- Your assignment: Copy out each record below, exactly as given.

Stored data entries
● ● ● ● ●

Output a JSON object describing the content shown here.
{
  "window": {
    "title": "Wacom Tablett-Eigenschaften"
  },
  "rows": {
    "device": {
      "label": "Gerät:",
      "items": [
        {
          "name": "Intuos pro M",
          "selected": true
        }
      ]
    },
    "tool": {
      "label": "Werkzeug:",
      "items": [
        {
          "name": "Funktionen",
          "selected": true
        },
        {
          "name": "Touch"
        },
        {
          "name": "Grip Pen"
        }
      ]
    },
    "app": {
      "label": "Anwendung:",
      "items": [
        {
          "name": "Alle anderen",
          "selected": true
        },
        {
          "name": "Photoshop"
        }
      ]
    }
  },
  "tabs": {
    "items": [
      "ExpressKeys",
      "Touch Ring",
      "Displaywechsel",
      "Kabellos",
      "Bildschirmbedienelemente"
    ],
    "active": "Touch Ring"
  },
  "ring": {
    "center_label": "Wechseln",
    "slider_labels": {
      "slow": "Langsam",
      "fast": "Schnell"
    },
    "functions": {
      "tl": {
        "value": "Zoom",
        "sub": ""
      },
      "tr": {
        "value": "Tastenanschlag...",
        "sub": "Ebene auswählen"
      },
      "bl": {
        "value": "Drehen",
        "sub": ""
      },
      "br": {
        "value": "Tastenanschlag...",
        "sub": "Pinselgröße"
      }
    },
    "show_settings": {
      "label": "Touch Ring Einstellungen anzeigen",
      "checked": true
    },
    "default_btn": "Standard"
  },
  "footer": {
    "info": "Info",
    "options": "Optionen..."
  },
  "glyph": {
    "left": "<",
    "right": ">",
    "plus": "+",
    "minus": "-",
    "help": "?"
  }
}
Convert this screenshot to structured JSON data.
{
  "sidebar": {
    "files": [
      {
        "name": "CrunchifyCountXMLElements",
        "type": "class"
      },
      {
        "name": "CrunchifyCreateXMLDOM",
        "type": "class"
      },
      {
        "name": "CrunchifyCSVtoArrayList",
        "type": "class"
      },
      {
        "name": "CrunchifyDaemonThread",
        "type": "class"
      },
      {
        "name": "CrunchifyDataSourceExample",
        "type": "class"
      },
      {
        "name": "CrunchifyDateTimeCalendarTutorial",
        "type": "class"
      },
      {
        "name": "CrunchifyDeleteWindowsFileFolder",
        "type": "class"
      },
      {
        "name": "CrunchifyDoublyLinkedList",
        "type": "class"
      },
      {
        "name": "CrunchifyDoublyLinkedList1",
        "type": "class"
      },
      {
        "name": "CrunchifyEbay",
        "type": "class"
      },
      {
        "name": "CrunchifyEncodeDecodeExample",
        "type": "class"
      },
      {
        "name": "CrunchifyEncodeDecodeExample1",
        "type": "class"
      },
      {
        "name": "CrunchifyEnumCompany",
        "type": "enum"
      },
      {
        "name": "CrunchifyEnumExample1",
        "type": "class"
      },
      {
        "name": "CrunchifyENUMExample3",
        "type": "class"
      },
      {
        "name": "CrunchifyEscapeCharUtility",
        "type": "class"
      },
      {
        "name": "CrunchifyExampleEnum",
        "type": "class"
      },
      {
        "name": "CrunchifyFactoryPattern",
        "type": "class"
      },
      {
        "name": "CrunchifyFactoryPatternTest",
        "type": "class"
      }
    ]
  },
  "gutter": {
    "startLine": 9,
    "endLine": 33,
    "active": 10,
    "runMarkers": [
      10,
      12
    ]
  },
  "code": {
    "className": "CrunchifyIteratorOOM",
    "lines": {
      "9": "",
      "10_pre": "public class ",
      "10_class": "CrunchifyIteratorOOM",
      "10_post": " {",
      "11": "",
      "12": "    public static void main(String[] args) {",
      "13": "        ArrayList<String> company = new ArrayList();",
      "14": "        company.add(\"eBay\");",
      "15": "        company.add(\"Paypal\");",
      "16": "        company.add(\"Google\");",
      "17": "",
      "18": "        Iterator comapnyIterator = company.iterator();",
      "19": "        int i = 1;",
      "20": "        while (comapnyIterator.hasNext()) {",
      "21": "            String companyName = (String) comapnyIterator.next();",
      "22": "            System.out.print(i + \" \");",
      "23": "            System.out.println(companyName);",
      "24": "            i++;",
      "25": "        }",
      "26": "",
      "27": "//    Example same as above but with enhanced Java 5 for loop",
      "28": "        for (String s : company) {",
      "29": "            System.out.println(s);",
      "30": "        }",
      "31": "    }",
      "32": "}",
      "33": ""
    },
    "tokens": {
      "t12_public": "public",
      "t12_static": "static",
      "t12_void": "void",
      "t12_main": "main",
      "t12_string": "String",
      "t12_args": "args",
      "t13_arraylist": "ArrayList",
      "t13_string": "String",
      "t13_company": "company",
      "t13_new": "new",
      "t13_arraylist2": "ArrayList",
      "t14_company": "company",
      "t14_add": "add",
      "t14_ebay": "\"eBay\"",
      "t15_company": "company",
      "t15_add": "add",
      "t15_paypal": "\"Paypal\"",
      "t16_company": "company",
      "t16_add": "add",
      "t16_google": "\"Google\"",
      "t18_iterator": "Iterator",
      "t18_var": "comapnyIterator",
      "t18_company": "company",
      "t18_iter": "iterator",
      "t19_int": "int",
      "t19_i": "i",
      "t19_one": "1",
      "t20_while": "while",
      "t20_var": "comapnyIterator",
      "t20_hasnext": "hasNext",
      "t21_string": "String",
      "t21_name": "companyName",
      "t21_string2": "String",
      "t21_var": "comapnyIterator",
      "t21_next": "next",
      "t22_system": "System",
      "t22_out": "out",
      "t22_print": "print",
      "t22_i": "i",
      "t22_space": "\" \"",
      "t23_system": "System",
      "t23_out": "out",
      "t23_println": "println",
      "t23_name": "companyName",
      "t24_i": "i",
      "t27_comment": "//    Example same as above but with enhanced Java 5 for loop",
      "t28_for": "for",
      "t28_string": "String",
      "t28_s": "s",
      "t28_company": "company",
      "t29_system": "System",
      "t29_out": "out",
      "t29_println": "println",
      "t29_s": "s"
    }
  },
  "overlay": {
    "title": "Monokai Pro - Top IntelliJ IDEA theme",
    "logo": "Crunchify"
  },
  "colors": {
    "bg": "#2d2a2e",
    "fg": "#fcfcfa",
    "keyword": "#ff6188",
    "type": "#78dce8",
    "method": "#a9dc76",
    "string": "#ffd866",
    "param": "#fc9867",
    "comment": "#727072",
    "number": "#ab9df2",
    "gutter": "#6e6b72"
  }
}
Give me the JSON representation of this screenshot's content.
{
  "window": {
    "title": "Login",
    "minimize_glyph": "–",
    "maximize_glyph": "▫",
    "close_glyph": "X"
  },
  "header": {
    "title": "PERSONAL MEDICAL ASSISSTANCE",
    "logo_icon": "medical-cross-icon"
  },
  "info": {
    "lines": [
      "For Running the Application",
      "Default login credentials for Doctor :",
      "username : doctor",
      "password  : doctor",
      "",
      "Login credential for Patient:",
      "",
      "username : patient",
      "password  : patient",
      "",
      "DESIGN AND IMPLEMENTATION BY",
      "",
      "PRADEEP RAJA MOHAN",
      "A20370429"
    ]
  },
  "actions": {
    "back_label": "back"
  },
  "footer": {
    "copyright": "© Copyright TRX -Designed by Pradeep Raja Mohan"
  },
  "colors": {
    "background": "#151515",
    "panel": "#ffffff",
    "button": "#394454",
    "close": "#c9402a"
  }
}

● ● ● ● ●

- Response area:
Output a JSON object describing the content shown here.
{
  "window": {
    "title": "Wacom Tablett-Eigenschaften"
  },
  "rows": {
    "device": {
      "label": "Gerät:",
      "items": [
        {
          "name": "Intuos pro M",
          "selected": true
        }
      ]
    },
    "tool": {
      "label": "Werkzeug:",
      "items": [
        {
          "name": "Funktionen",
          "selected": true
        },
        {
          "name": "Touch"
        },
        {
          "name": "Grip Pen"
        }
      ]
    },
    "app": {
      "label": "Anwendung:",
      "items": [
        {
          "name": "Alle anderen",
          "selected": true
        },
        {
          "name": "Photoshop"
        }
      ]
    }
  },
  "tabs": {
    "items": [
      "ExpressKeys",
      "Touch Ring",
      "Displaywechsel",
      "Kabellos",
      "Bildschirmbedienelemente"
    ],
    "active": "Touch Ring"
  },
  "ring": {
    "center_label": "Wechseln",
    "slider_labels": {
      "slow": "Langsam",
      "fast": "Schnell"
    },
    "functions": {
      "tl": {
        "value": "Zoom",
        "sub": ""
      },
      "tr": {
        "value": "Tastenanschlag...",
        "sub": "Ebene auswählen"
      },
      "bl": {
        "value": "Drehen",
        "sub": ""
      },
      "br": {
        "value": "Tastenanschlag...",
        "sub": "Pinselgröße"
      }
    },
    "show_settings": {
      "label": "Touch Ring Einstellungen anzeigen",
      "checked": true
    },
    "default_btn": "Standard"
  },
  "footer": {
    "info": "Info",
    "options": "Optionen..."
  },
  "glyph": {
    "left": "<",
    "right": ">",
    "plus": "+",
    "minus": "-",
    "help": "?"
  }
}
Convert this screenshot to structured JSON data.
{
  "sidebar": {
    "files": [
      {
        "name": "CrunchifyCountXMLElements",
        "type": "class"
      },
      {
        "name": "CrunchifyCreateXMLDOM",
        "type": "class"
      },
      {
        "name": "CrunchifyCSVtoArrayList",
        "type": "class"
      },
      {
        "name": "CrunchifyDaemonThread",
        "type": "class"
      },
      {
        "name": "CrunchifyDataSourceExample",
        "type": "class"
      },
      {
        "name": "CrunchifyDateTimeCalendarTutorial",
        "type": "class"
      },
      {
        "name": "CrunchifyDeleteWindowsFileFolder",
        "type": "class"
      },
      {
        "name": "CrunchifyDoublyLinkedList",
        "type": "class"
      },
      {
        "name": "CrunchifyDoublyLinkedList1",
        "type": "class"
      },
      {
        "name": "CrunchifyEbay",
        "type": "class"
      },
      {
        "name": "CrunchifyEncodeDecodeExample",
        "type": "class"
      },
      {
        "name": "CrunchifyEncodeDecodeExample1",
        "type": "class"
      },
      {
        "name": "CrunchifyEnumCompany",
        "type": "enum"
      },
      {
        "name": "CrunchifyEnumExample1",
        "type": "class"
      },
      {
        "name": "CrunchifyENUMExample3",
        "type": "class"
      },
      {
        "name": "CrunchifyEscapeCharUtility",
        "type": "class"
      },
      {
        "name": "CrunchifyExampleEnum",
        "type": "class"
      },
      {
        "name": "CrunchifyFactoryPattern",
        "type": "class"
      },
      {
        "name": "CrunchifyFactoryPatternTest",
        "type": "class"
      }
    ]
  },
  "gutter": {
    "startLine": 9,
    "endLine": 33,
    "active": 10,
    "runMarkers": [
      10,
      12
    ]
  },
  "code": {
    "className": "CrunchifyIteratorOOM",
    "lines": {
      "9": "",
      "10_pre": "public class ",
      "10_class": "CrunchifyIteratorOOM",
      "10_post": " {",
      "11": "",
      "12": "    public static void main(String[] args) {",
      "13": "        ArrayList<String> company = new ArrayList();",
      "14": "        company.add(\"eBay\");",
      "15": "        company.add(\"Paypal\");",
      "16": "        company.add(\"Google\");",
      "17": "",
      "18": "        Iterator comapnyIterator = company.iterator();",
      "19": "        int i = 1;",
      "20": "        while (comapnyIterator.hasNext()) {",
      "21": "            String companyName = (String) comapnyIterator.next();",
      "22": "            System.out.print(i + \" \");",
      "23": "            System.out.println(companyName);",
      "24": "            i++;",
      "25": "        }",
      "26": "",
      "27": "//    Example same as above but with enhanced Java 5 for loop",
      "28": "        for (String s : company) {",
      "29": "            System.out.println(s);",
      "30": "        }",
      "31": "    }",
      "32": "}",
      "33": ""
    },
    "tokens": {
      "t12_public": "public",
      "t12_static": "static",
      "t12_void": "void",
      "t12_main": "main",
      "t12_string": "String",
      "t12_args": "args",
      "t13_arraylist": "ArrayList",
      "t13_string": "String",
      "t13_company": "company",
      "t13_new": "new",
      "t13_arraylist2": "ArrayList",
      "t14_company": "company",
      "t14_add": "add",
      "t14_ebay": "\"eBay\"",
      "t15_company": "company",
      "t15_add": "add",
      "t15_paypal": "\"Paypal\"",
      "t16_company": "company",
      "t16_add": "add",
      "t16_google": "\"Google\"",
      "t18_iterator": "Iterator",
      "t18_var": "comapnyIterator",
      "t18_company": "company",
      "t18_iter": "iterator",
      "t19_int": "int",
      "t19_i": "i",
      "t19_one": "1",
      "t20_while": "while",
      "t20_var": "comapnyIterator",
      "t20_hasnext": "hasNext",
      "t21_string": "String",
      "t21_name": "companyName",
      "t21_string2": "String",
      "t21_var": "comapnyIterator",
      "t21_next": "next",
      "t22_system": "System",
      "t22_out": "out",
      "t22_print": "print",
      "t22_i": "i",
      "t22_space": "\" \"",
      "t23_system": "System",
      "t23_out": "out",
      "t23_println": "println",
      "t23_name": "companyName",
      "t24_i": "i",
      "t27_comment": "//    Example same as above but with enhanced Java 5 for loop",
      "t28_for": "for",
      "t28_string": "String",
      "t28_s": "s",
      "t28_company": "company",
      "t29_system": "System",
      "t29_out": "out",
      "t29_println": "println",
      "t29_s": "s"
    }
  },
  "overlay": {
    "title": "Monokai Pro - Top IntelliJ IDEA theme",
    "logo": "Crunchify"
  },
  "colors": {
    "bg": "#2d2a2e",
    "fg": "#fcfcfa",
    "keyword": "#ff6188",
    "type": "#78dce8",
    "method": "#a9dc76",
    "string": "#ffd866",
    "param": "#fc9867",
    "comment": "#727072",
    "number": "#ab9df2",
    "gutter": "#6e6b72"
  }
}
Give me the JSON representation of this screenshot's content.
{
  "window": {
    "title": "Login",
    "minimize_glyph": "–",
    "maximize_glyph": "▫",
    "close_glyph": "X"
  },
  "header": {
    "title": "PERSONAL MEDICAL ASSISSTANCE",
    "logo_icon": "medical-cross-icon"
  },
  "info": {
    "lines": [
      "For Running the Application",
      "Default login credentials for Doctor :",
      "username : doctor",
      "password  : doctor",
      "",
      "Login credential for Patient:",
      "",
      "username : patient",
      "password  : patient",
      "",
      "DESIGN AND IMPLEMENTATION BY",
      "",
      "PRADEEP RAJA MOHAN",
      "A20370429"
    ]
  },
  "actions": {
    "back_label": "back"
  },
  "footer": {
    "copyright": "© Copyright TRX -Designed by Pradeep Raja Mohan"
  },
  "colors": {
    "background": "#151515",
    "panel": "#ffffff",
    "button": "#394454",
    "close": "#c9402a"
  }
}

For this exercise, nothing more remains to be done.